And then the video expects us to happily go back to Paul moping around the petrol station. No, I want to know what the odd-couple crims are up to.

Note: In 2012, PanAm released a revved up new recording of the song.

Best bit: the physical comedy of the thief dumping the haul of choccies in the back seat of the Merc.

Director: Richard Bell
Ngā Taonga Sound & Vision

Next… you, me and everyone we know.

Pine “Days on End”

2003-pine-days-on-end“Days on End” was shot in one take, but it doesn’t feel like a typically gimmicky “one-take wonder”. The video was shot in New York City and focuses on band members walking the city streets, but it isn’t a simple walk around the block.

Instead the band cover vast distances, catching taxis to take them around the city. When we see Aaron and Stephen lip-syncing, the video is slowed down, given a dreamy feeling. But in between verses the action speeds up with the group zipping around the streets, so fast it’s impossible to keep track of their journey.

It’s a chilled-out, lazy song, and the video is just as relaxed. The potentially exotic setting of New York hasn’t been allowed to dominate the video. This isn’t a band who are bursting with excitement at being in the Big Apple. It’s just some people hanging out in a city.

Best bit: the sped-up journey slows down for a little while to feature a couple of old ladies hobbling along the footpath.

Note: The first 1:23 of this video is bars and tone, which is very unpleasant.

Director: Richard Bell

Next… put your serious face on.

PanAm “Interstate Boy”

2002-panam-interstate-boyI figure the titular Interstate Boy is a distant cousin of Telegram Sam. He seems to exist for the purposes of making the lyrics sound cool. Is the song really about a pretty boy who has travelled to several states? Or is just an excuse to drawl out “interstate” because it’s a cool word?

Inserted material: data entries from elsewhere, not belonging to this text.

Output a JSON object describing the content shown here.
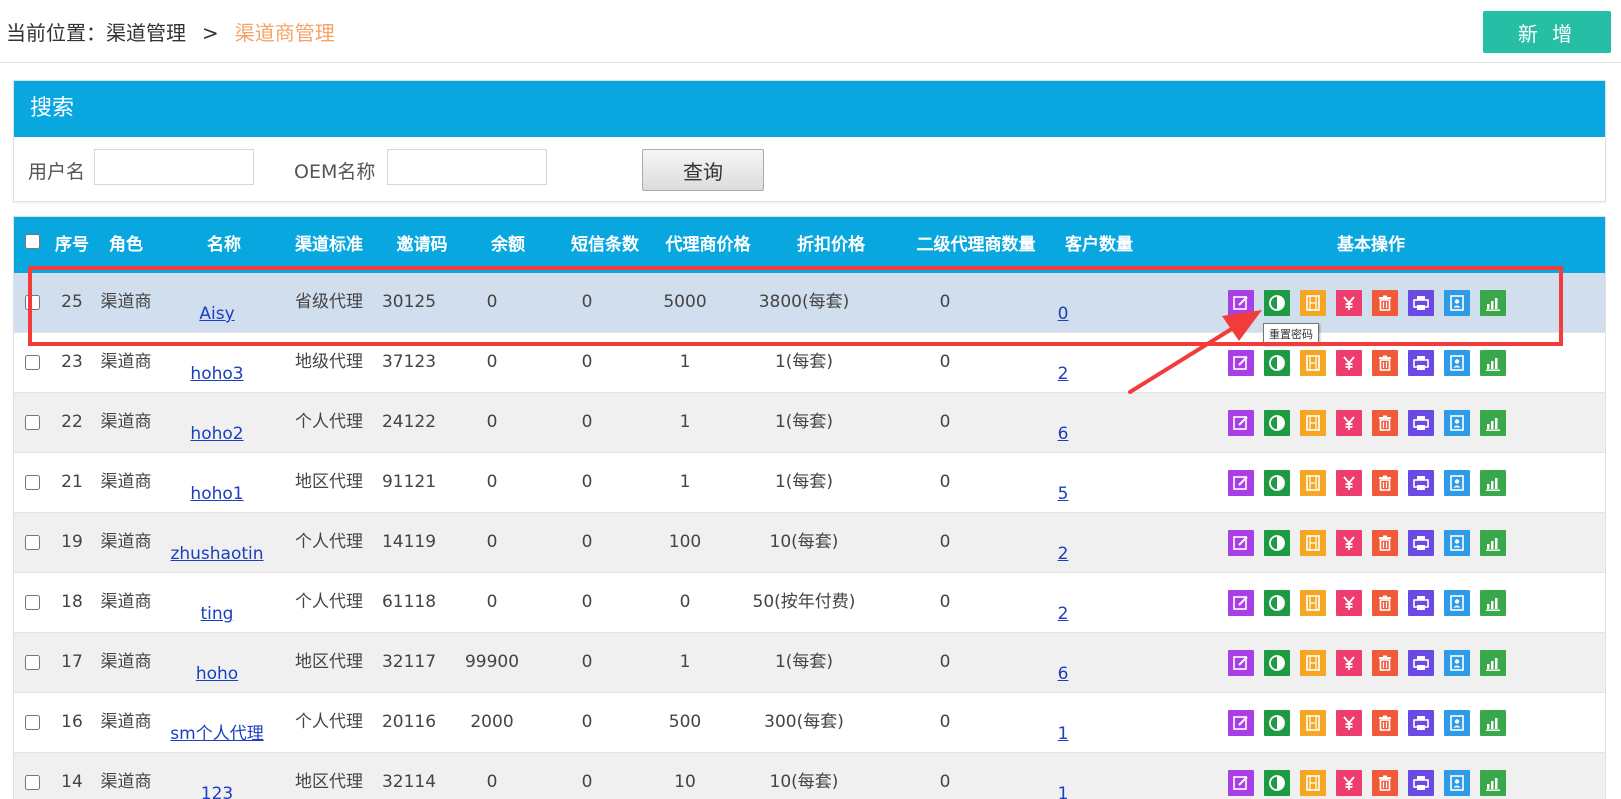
{
  "breadcrumb": {
    "prefix": "当前位置：",
    "parent": "渠道管理",
    "separator": ">",
    "current": "渠道商管理"
  },
  "add_button": "新 增",
  "search": {
    "title": "搜索",
    "username_label": "用户名",
    "username_value": "",
    "oem_label": "OEM名称",
    "oem_value": "",
    "query_button": "查询"
  },
  "table": {
    "headers": {
      "seq": "序号",
      "role": "角色",
      "name": "名称",
      "standard": "渠道标准",
      "invite": "邀请码",
      "balance": "余额",
      "sms": "短信条数",
      "agent_price": "代理商价格",
      "discount": "折扣价格",
      "sub_agents": "二级代理商数量",
      "customers": "客户数量",
      "ops": "基本操作"
    },
    "rows": [
      {
        "seq": "25",
        "role": "渠道商",
        "name": "Aisy",
        "standard": "省级代理",
        "invite": "30125",
        "balance": "0",
        "sms": "0",
        "agent_price": "5000",
        "discount": "3800(每套)",
        "sub_agents": "0",
        "customers": "0"
      },
      {
        "seq": "23",
        "role": "渠道商",
        "name": "hoho3",
        "standard": "地级代理",
        "invite": "37123",
        "balance": "0",
        "sms": "0",
        "agent_price": "1",
        "discount": "1(每套)",
        "sub_agents": "0",
        "customers": "2"
      },
      {
        "seq": "22",
        "role": "渠道商",
        "name": "hoho2",
        "standard": "个人代理",
        "invite": "24122",
        "balance": "0",
        "sms": "0",
        "agent_price": "1",
        "discount": "1(每套)",
        "sub_agents": "0",
        "customers": "6"
      },
      {
        "seq": "21",
        "role": "渠道商",
        "name": "hoho1",
        "standard": "地区代理",
        "invite": "91121",
        "balance": "0",
        "sms": "0",
        "agent_price": "1",
        "discount": "1(每套)",
        "sub_agents": "0",
        "customers": "5"
      },
      {
        "seq": "19",
        "role": "渠道商",
        "name": "zhushaotin",
        "standard": "个人代理",
        "invite": "14119",
        "balance": "0",
        "sms": "0",
        "agent_price": "100",
        "discount": "10(每套)",
        "sub_agents": "0",
        "customers": "2"
      },
      {
        "seq": "18",
        "role": "渠道商",
        "name": "ting",
        "standard": "个人代理",
        "invite": "61118",
        "balance": "0",
        "sms": "0",
        "agent_price": "0",
        "discount": "50(按年付费)",
        "sub_agents": "0",
        "customers": "2"
      },
      {
        "seq": "17",
        "role": "渠道商",
        "name": "hoho",
        "standard": "地区代理",
        "invite": "32117",
        "balance": "99900",
        "sms": "0",
        "agent_price": "1",
        "discount": "1(每套)",
        "sub_agents": "0",
        "customers": "6"
      },
      {
        "seq": "16",
        "role": "渠道商",
        "name": "sm个人代理",
        "standard": "个人代理",
        "invite": "20116",
        "balance": "2000",
        "sms": "0",
        "agent_price": "500",
        "discount": "300(每套)",
        "sub_agents": "0",
        "customers": "1"
      },
      {
        "seq": "14",
        "role": "渠道商",
        "name": "123",
        "standard": "地区代理",
        "invite": "32114",
        "balance": "0",
        "sms": "0",
        "agent_price": "10",
        "discount": "10(每套)",
        "sub_agents": "0",
        "customers": "1"
      }
    ]
  },
  "operation_icons": [
    {
      "key": "edit",
      "icon": "edit-icon",
      "color": "#a73ee6"
    },
    {
      "key": "reset",
      "icon": "reset-password-icon",
      "color": "#1f9a44"
    },
    {
      "key": "film",
      "icon": "film-icon",
      "color": "#f5a623"
    },
    {
      "key": "yen",
      "icon": "yen-icon",
      "color": "#ee3d6d"
    },
    {
      "key": "delete",
      "icon": "trash-icon",
      "color": "#f05a3b"
    },
    {
      "key": "print",
      "icon": "print-icon",
      "color": "#6b49e3"
    },
    {
      "key": "contact",
      "icon": "contact-icon",
      "color": "#2e9be8"
    },
    {
      "key": "chart",
      "icon": "bar-chart-icon",
      "color": "#39a84a"
    }
  ],
  "tooltip": "重置密码",
  "colors": {
    "header_blue": "#09a7e0",
    "add_button": "#26bfa6",
    "breadcrumb_current": "#f5a36b",
    "selected_row": "#d1deed",
    "annotation_red": "#f23c3c"
  }
}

The video doesn’t even attempt to sort out the lyrics. Instead the band are plonked inside a grunty old steam train along with an old man. The video is also shot in high-contrast black and white, so things manage to look really cool. Yeah, check out the clouds of steam and the hot fire of the engine boiler.

A lot of the video involves lead singer Paul playing the song on his acoustic guitar, when the only guitar in the song is loud, distorted, crunchy electric. It’s like a warped take on the cliche of the travelling hobo, hitching a ride in a boxcar. We also see the whole band playing, crammed inside the narrow-gauge New Zealand railcar.

Meanwhile, the old man (who has a pet rat) come in and does a freaky dance in front of the band. This sort of thing never happened on the Crunchie train.

And these high jinks continue into the night, as the train rolls onto its destination, with the three rock dudes, the old fella and his pet rat. I’m intrigued to know what happens next. What further adventures will these four interstate boys (and one interstate rat) face?

Best bit: the brief appearance of a comedy Afro wig on the old man.

Bonus: here’s a list of director Richard Bell’s five favourite videos that he’s worked on, as presented on a rapidly decaying TVNZ webpage.

Bonus II: Songlines Across New Zealand has a good interview with Paul from PanAm. He describes the “Interstate Boy” video as:

“A sort of ‘crazy train’ idea seemed a fitting visual motif for the song Interstate Boy. Got the train, got the weird actor guy, got the chickens and the rat, got the band on board and voila!- a music video. It has its flaws but it’s an interesting little video.”

Director: Richard Bell
Ngā Taonga Sound & Vision

Next… the dire consequences of genetic engineering.